How does family history relate to cardiovascular disease?
When a family member is diagnosed with cardiovascular disease, other family members may be encouraged to undergo screening to detect early stages of disease.
Your family history of cardiovascular disease is a strong indicator of your personal risk. A positive family history involving first-degree relatives is generally associated with a two-fold increase in the risk for cardiovascular disease.
Family history of cardiovascular disease is the result of both genetic and behavioural factors. Adopting healthy lifestyle behaviours early on is key to reducing your overall cardiovascular risk.
Aspects of family history that indicate a higher risk for heart disease include:
- Early onset of cardiovascular disease — for instance, coronary artery disease women younger than 65
- Cardiovascular disease in two or three relatives on the same side of the family
- Late onset of cardiovascular disease on both sides of the family
- The loss of a family member to sudden cardiac death
The influence of your genes
Often referred to as your “genetics,” family history is the health information about you and your blood relatives. Family history is important in determining your risk for CVD because you and your blood relatives share the same genes. If a close family member — a parent, brother, or sister — developed heart disease before age 55 or, in the case of female relatives, before menopause, this indicates you may be at greater risk of developing CVD.
Your family history can influence your risk for heart disease in many ways. Genes control every aspect of the cardiovascular system, from the strength of the blood vessels to the way cells in the heart communicate. For many common conditions, such as coronary artery disease, stroke, atrial fibrillation, and diabetes, there are many risk factors — genetic, lifestyle, and environmental — that increase a person’s risk of developing the disease.
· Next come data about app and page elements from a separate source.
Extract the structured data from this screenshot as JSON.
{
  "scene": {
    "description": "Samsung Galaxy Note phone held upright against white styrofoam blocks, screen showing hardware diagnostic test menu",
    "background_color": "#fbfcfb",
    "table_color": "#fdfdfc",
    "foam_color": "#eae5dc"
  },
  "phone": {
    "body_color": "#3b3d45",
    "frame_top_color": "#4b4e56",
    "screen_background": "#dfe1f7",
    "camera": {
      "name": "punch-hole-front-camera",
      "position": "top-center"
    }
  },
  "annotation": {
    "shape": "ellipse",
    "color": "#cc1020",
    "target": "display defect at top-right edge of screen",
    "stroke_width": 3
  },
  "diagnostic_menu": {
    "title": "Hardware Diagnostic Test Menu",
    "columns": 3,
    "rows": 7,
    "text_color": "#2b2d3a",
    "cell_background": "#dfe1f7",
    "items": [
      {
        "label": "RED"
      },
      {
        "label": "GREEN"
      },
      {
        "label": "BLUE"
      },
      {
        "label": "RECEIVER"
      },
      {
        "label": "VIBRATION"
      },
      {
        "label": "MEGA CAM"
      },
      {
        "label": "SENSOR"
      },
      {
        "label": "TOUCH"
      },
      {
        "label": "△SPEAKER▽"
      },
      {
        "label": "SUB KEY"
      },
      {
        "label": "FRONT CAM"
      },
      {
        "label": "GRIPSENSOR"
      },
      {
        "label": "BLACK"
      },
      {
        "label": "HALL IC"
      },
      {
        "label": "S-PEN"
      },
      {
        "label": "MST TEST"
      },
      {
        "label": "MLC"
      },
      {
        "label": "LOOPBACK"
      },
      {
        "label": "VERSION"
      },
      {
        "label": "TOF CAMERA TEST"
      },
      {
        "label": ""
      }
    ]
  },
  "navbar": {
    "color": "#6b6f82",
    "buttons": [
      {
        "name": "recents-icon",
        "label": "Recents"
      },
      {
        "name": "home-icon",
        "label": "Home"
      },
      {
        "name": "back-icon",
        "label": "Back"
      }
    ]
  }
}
Genetic tests do not currently exist to measure individual risk for most cardiovascular diseases because the specific genetic factors are not yet fully understood. This makes family history, along with information about lifestyle choices and environment, one of the most important tools doctors have for assessing individual risk.
- Learn more about cardiac conditions with a strong genetic component.